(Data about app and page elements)
##############################
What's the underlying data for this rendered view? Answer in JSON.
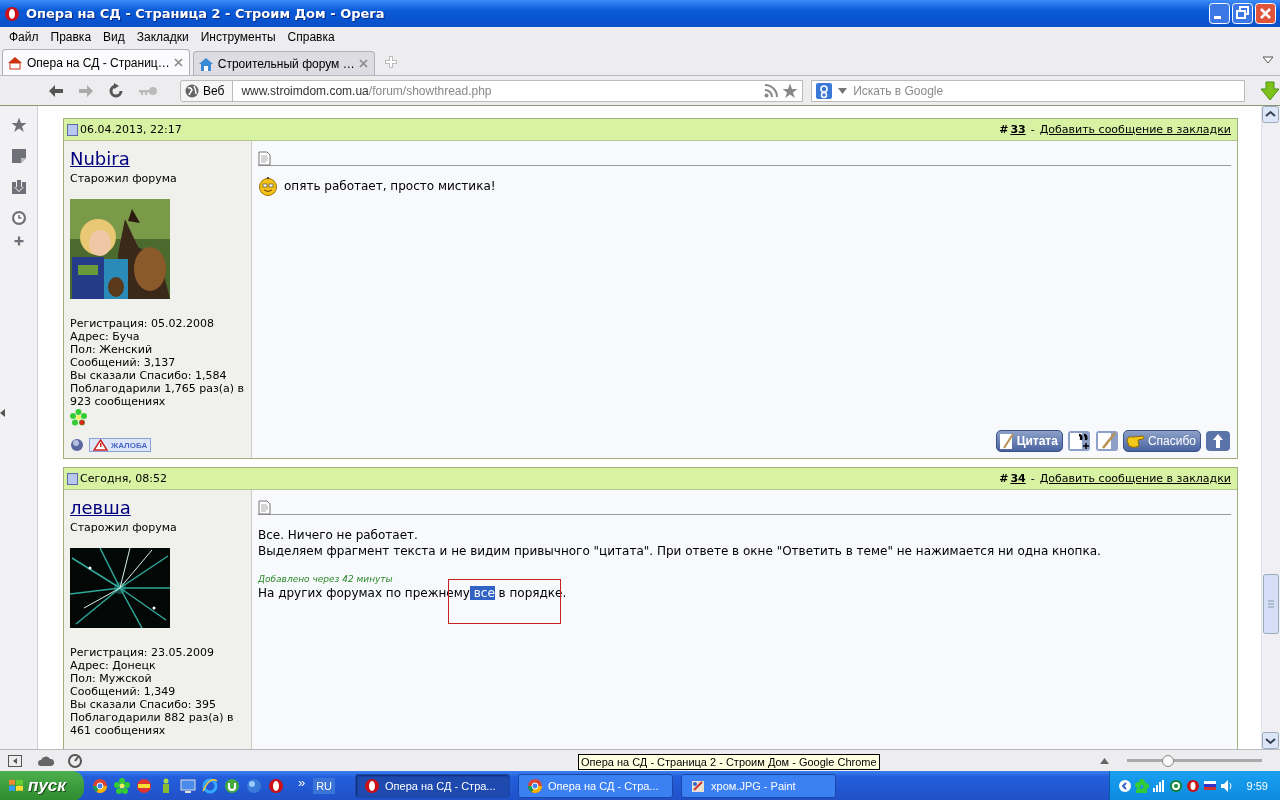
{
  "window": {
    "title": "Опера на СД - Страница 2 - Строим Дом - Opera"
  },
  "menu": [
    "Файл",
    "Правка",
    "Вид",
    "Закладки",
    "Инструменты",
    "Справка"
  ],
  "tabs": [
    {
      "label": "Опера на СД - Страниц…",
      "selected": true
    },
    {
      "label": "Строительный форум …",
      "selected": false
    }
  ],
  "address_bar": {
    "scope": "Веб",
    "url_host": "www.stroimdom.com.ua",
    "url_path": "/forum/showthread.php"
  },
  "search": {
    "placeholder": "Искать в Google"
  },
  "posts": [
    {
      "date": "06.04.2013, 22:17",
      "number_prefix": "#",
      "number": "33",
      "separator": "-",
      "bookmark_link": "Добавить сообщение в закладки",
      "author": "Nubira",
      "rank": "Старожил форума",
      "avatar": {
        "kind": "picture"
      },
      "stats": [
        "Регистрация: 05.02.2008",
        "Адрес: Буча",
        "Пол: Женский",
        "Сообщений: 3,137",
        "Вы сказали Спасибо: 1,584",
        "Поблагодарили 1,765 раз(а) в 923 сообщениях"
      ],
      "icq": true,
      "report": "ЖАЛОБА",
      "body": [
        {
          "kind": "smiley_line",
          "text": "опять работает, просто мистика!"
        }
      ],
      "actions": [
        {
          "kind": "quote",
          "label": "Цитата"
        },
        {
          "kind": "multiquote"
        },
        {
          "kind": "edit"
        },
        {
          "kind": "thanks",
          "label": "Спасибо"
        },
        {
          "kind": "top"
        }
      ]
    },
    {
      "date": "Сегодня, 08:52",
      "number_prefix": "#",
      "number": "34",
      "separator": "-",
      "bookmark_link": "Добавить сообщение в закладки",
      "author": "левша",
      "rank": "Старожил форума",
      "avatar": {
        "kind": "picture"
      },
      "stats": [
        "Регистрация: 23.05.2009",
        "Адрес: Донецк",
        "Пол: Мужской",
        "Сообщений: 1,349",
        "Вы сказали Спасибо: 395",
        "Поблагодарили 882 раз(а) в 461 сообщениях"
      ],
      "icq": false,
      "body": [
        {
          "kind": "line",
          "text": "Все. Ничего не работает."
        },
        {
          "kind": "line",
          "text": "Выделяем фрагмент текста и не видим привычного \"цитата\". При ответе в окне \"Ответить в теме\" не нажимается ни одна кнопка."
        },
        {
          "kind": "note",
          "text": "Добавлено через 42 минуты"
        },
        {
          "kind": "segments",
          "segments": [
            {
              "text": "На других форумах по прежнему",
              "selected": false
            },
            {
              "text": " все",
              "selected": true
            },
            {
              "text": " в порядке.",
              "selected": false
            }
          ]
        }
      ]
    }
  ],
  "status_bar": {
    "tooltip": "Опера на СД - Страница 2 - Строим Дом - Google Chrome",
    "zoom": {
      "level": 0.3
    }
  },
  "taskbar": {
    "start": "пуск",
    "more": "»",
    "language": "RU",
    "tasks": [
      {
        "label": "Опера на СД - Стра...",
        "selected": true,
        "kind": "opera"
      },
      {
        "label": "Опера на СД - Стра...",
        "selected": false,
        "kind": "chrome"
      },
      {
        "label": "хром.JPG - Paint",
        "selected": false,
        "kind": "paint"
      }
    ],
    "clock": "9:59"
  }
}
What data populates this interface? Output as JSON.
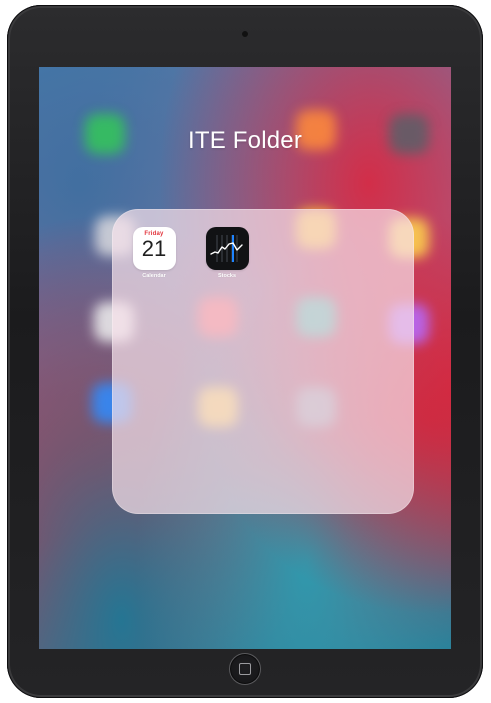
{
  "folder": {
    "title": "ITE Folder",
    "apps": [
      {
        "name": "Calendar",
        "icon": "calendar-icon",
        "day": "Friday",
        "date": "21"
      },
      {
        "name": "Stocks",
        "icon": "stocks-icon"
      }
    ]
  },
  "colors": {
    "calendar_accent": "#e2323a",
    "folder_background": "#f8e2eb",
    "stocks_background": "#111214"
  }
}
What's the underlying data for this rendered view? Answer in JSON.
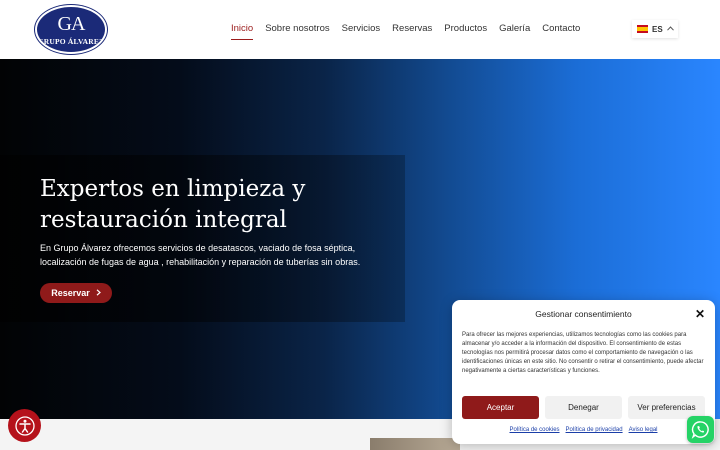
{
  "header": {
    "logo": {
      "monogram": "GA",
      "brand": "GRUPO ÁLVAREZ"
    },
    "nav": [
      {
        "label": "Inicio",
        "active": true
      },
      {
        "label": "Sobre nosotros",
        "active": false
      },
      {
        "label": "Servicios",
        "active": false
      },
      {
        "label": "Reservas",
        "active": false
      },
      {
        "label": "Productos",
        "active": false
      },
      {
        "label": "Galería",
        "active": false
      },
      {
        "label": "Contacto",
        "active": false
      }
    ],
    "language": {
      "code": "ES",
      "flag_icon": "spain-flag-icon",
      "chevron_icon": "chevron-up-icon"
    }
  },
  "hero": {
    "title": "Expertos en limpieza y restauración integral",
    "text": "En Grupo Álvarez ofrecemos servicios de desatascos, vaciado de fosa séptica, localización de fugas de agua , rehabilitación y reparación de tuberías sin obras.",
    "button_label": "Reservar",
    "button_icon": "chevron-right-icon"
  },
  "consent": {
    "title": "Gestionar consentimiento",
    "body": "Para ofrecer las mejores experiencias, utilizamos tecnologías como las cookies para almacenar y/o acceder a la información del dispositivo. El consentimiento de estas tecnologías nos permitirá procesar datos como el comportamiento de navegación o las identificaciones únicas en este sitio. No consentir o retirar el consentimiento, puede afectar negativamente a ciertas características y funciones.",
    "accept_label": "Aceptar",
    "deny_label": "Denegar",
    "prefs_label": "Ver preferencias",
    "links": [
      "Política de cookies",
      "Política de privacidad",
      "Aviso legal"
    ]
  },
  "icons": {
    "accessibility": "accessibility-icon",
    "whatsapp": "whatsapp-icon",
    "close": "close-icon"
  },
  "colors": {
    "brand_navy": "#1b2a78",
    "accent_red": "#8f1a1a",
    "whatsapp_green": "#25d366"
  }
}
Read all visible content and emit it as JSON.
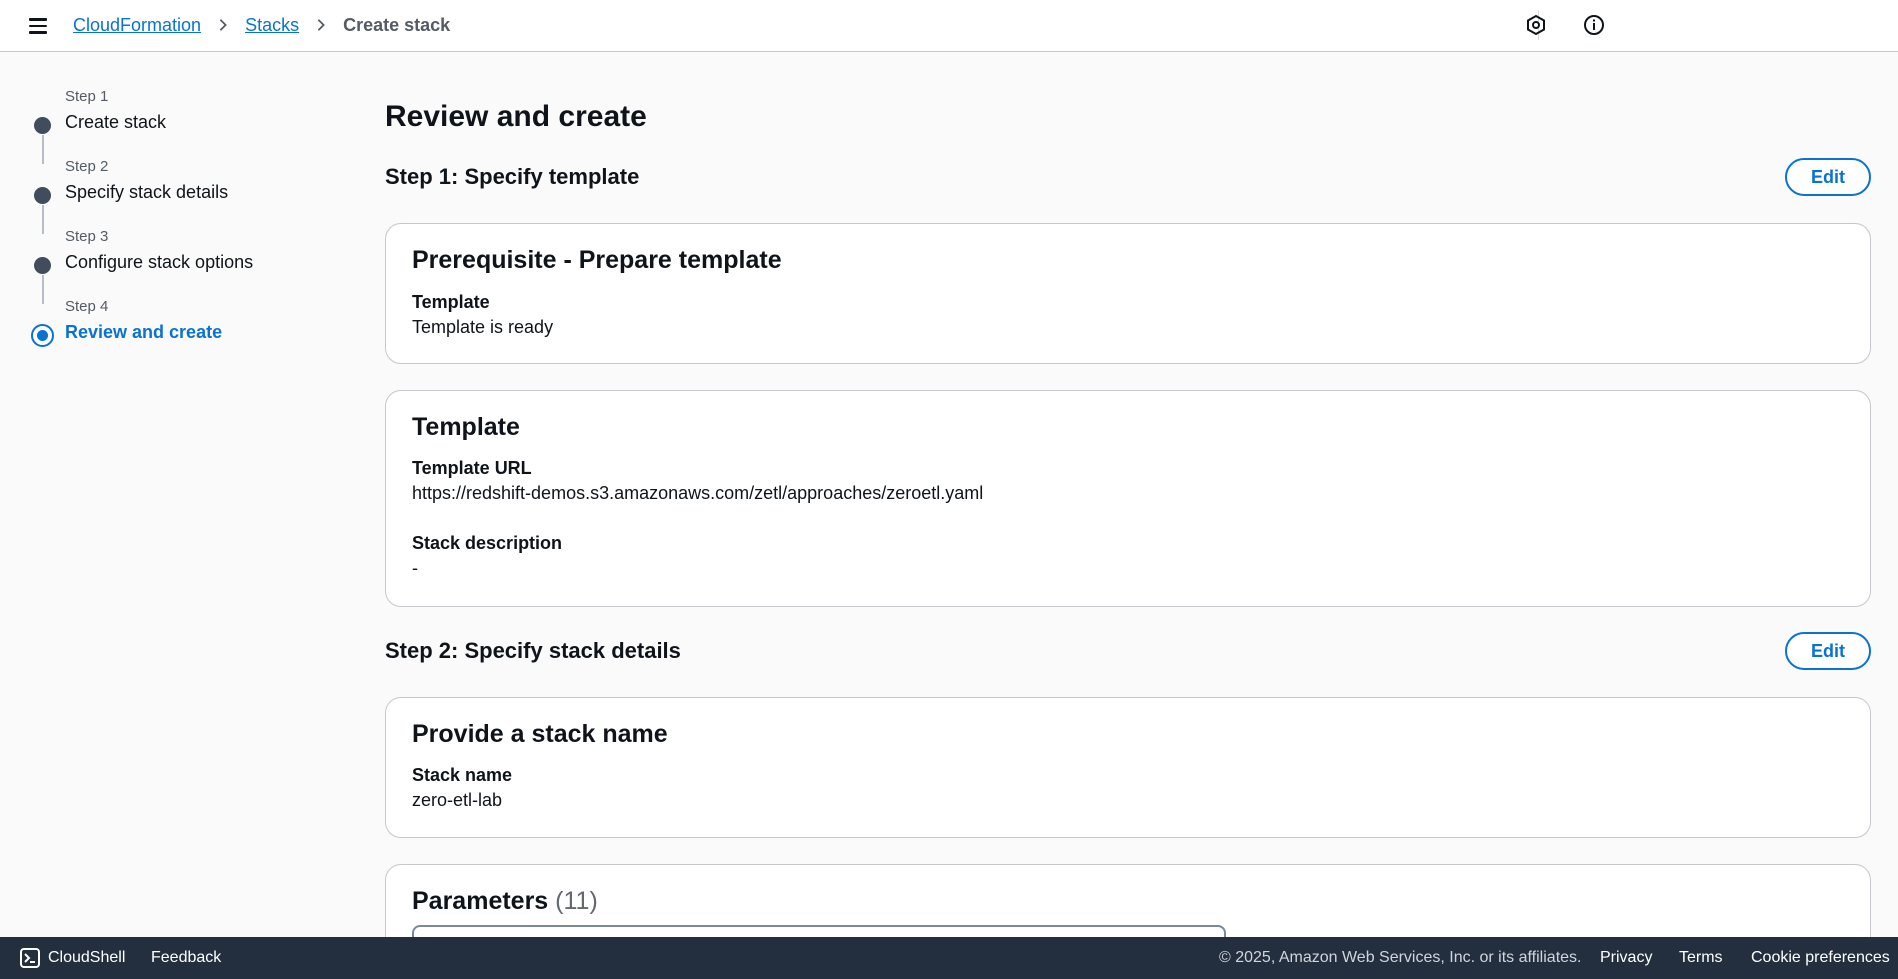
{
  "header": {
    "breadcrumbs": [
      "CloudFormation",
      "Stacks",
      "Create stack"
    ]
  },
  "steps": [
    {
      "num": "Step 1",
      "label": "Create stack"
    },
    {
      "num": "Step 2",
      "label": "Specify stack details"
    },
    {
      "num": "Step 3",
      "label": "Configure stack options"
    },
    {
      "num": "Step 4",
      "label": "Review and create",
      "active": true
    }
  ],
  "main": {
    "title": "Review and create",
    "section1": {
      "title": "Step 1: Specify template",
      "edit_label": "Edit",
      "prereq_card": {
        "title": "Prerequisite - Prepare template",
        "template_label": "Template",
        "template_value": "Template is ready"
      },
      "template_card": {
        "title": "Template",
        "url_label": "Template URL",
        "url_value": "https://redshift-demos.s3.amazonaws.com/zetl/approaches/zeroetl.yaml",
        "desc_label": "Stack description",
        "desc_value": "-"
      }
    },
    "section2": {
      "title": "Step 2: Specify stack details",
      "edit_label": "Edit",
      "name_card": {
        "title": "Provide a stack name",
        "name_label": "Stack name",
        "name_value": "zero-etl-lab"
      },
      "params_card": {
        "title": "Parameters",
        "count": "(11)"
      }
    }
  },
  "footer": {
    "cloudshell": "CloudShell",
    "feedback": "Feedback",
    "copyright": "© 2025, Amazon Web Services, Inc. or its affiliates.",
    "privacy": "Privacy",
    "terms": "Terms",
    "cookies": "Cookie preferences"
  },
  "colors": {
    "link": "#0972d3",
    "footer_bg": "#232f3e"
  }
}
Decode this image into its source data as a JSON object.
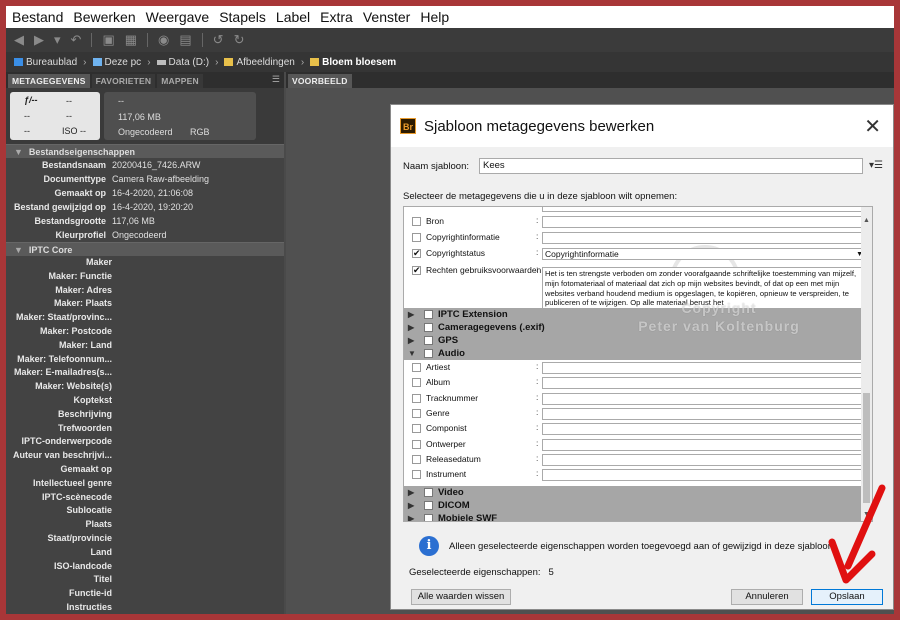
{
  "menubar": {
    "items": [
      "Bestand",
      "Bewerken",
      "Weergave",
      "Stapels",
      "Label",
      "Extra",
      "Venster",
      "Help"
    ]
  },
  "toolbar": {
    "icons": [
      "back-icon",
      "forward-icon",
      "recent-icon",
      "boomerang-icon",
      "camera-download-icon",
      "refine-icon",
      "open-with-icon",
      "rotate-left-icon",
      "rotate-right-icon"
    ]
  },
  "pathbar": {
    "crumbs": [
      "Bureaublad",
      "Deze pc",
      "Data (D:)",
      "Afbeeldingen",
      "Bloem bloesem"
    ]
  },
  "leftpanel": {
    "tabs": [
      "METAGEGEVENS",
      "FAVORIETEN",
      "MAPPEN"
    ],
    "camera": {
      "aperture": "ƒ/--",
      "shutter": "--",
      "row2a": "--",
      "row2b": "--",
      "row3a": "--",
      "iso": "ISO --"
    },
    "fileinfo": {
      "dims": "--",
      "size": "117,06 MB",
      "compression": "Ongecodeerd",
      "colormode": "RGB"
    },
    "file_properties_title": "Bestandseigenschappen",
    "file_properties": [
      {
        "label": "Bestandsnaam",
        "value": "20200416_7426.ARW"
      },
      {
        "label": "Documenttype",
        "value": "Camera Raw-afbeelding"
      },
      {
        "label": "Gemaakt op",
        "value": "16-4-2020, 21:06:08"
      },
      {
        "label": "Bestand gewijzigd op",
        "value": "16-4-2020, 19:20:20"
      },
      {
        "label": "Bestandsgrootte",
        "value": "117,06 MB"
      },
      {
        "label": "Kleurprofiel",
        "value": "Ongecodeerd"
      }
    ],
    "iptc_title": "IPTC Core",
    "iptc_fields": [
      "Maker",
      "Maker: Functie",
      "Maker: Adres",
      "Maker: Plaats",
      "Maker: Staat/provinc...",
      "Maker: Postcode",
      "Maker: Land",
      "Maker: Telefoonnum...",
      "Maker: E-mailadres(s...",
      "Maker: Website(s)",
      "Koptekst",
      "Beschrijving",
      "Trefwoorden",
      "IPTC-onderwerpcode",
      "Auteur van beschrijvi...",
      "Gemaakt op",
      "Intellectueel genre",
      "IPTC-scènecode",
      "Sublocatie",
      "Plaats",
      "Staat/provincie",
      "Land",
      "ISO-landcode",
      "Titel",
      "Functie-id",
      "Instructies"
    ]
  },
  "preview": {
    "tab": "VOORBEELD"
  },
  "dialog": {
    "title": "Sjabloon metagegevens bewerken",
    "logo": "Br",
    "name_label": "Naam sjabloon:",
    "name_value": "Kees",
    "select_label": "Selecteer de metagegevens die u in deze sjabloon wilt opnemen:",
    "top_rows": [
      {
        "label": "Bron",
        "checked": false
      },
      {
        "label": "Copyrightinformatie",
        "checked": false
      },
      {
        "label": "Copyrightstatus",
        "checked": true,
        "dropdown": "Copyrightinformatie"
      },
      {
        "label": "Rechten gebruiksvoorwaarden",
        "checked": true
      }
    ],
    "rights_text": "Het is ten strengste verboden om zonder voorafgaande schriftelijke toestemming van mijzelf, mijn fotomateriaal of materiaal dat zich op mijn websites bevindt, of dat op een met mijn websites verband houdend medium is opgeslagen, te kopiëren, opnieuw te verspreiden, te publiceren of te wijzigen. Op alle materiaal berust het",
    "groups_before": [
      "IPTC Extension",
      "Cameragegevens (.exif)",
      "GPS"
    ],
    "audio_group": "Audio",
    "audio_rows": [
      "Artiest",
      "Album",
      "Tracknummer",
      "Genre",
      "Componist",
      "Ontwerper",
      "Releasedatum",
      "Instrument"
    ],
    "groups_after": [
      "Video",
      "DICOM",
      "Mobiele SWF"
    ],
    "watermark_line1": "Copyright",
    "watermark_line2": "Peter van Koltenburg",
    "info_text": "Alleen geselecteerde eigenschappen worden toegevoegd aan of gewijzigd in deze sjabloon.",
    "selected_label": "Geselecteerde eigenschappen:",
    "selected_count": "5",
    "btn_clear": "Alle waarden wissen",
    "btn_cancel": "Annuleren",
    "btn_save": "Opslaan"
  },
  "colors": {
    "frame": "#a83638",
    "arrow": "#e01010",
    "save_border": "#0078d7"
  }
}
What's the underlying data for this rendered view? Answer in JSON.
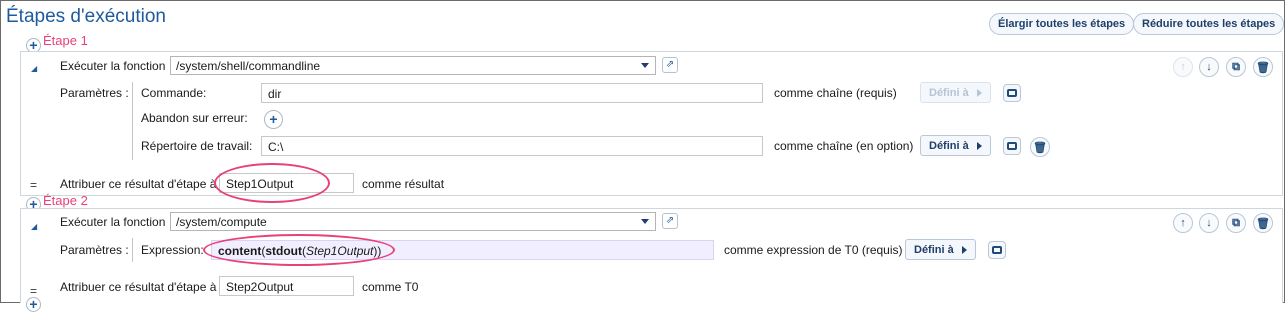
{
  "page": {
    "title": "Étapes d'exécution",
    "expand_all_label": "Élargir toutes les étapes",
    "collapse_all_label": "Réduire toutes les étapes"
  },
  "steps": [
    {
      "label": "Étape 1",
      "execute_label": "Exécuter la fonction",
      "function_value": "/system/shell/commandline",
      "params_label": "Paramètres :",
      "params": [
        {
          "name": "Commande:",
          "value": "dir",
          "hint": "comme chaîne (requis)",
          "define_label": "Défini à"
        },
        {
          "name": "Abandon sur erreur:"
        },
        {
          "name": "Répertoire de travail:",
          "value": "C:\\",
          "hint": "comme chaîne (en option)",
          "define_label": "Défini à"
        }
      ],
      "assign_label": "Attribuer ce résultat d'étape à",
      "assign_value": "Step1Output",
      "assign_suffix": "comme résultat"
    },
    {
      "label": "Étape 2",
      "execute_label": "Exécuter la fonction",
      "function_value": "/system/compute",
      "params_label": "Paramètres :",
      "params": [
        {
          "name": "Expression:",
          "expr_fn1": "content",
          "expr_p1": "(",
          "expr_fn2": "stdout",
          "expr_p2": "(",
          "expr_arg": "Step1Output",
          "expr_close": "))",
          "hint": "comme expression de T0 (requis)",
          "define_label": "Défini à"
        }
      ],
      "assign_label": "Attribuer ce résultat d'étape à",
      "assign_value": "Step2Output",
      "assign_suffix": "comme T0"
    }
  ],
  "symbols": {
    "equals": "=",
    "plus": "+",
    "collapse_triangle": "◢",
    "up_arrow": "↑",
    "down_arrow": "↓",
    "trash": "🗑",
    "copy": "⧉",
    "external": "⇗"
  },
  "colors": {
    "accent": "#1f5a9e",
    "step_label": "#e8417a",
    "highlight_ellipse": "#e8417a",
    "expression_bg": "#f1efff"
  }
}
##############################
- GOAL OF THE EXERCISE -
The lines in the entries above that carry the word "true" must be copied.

- EXPECTED ANSWER -
      "selected": true
      "icq": true,
              "selected": true
        "selected": true,
        "active": true
      "active": true
        "checked": true,
        "checked": true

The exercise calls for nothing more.